One Tilly hat… after a long, very hot boat open day in a New York marina I left my favourite sailing hat on Qingdao. Happily found by a friend and now making the final Leg of the race back across the Atlantic without me – whilst I await their return to Liverpool at the end of July.
Before leaving New York, whilst meandering round Central Park ‘lost and found’ took on a whole different meaning. Having experimented with ferries, buses and a yellow cab we still arrived too late for the intended highlights of Central Park tour. So we set off on our own. After the uniformity of streets and avenues with numbers and straight lines the park is a soft, gentle, verdant and chaotic jumble of twists and turns. Eventually we found a small booth with a map. No longer confused and lost we assumed a more confident approach to finding the suggested highlights on our own.
Even with a map and the occasional reference to a phone, attempts to figure out the direction from the sun – mostly just overhead and rather hot – glances to recognisable tall buildings on the periphery, we missed our way, again and again. We weren’t alone. Others were looking at maps, consulting phone gps and it was actually very funny.
Of course we found the odd lake, delightful quiet spots and when you simple wander and accept that being lost is normal in Central Park and in fact perhaps the whole point – it is quite beautiful… meandering, enjoying whatever appears around the corner, the gorgeous variety of parkland and being temporarily lost, when so much of our time and our life requires us to show up as found – knowing where we are and what needs to be done.
When we are lost we open ourselves to the unexpected, we become more receptive, perhaps we engage different senses, become more aware of ourselves and our environment. If we can pause and accept our discomfort we may find we have different choices. In a moment we can be lost, then found… then lost again. Perhaps both are not just temporary, but also illusory and our challenge is to accept and navigate our way in perpetual change and uncertainty.
Developing our guiding, core principles… or in the case of the Park, finding the boundaries where Park once again meets city, may be challenging but it also becomes essential.
Now I am back home. It has been an amazing and incredible journey on so many different levels, nevertheless I am very happy to be back. One of my fellow round the world crew said one of the many things he had learnt along the way was just how much he appreciated his home and England. Naturally I am also very looking forward to being back on the water again closer to home, racing in the Solent in the next couple of weeks.
What next: When the Clipper race finishes in Liverpool I will be there to welcome my team home. Once the celebrations are over we will go our separate ways knowing we have made friends for life and for sure it won’t be long before we meet up again.
My work on the study will start in earnest as I pull together crew stories and diaries, interview study participants and complete assessments. This will not be rushed as the impact of our journeys will take time to digest and unfold. I know in myself how much has changed and I have seen it in others. My commitment is to reveal the impact of the quite extraordinary challenges we have faced and specifically explore the questions:
- What has changed, how have our perspectives expanded, what have we learnt, how have we developed

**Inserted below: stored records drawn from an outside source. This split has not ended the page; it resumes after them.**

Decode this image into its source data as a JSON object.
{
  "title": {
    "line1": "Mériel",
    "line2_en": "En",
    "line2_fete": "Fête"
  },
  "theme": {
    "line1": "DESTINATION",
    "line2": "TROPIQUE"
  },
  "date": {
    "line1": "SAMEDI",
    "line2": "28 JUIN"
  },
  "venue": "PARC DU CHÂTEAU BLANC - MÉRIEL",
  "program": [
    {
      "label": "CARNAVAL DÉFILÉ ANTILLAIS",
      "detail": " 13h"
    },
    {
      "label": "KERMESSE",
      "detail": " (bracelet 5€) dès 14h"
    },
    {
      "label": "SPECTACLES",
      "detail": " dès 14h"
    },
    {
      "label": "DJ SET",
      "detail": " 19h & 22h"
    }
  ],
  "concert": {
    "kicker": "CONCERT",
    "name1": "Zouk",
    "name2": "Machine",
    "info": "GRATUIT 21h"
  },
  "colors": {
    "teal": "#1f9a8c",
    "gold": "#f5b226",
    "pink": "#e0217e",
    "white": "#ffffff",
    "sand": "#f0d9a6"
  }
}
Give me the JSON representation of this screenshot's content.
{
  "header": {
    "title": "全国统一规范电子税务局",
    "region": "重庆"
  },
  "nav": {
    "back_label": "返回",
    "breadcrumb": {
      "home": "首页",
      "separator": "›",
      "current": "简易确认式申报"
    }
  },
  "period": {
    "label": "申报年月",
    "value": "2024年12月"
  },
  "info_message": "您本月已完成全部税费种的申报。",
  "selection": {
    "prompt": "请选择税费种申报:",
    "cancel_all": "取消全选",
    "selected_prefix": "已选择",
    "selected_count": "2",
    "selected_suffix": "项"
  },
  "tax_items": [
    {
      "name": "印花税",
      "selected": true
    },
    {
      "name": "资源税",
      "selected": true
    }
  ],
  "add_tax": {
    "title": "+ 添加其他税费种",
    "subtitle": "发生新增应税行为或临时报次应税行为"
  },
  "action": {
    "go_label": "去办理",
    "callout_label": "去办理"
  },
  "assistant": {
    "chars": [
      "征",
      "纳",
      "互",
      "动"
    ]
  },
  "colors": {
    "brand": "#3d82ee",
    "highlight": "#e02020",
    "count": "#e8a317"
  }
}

- How can this help us navigate uncertainty with more agility in the future and will this encourage or enable us to take on new challenges in the future
- What have we discovered about ourselves, about other crew and team dynamics and to what extent is this as profound and enduring as our sailing has been phenomenal and exciting.
I continue to appreciate your support and hope you will challenge me by commenting with your feedback and questions.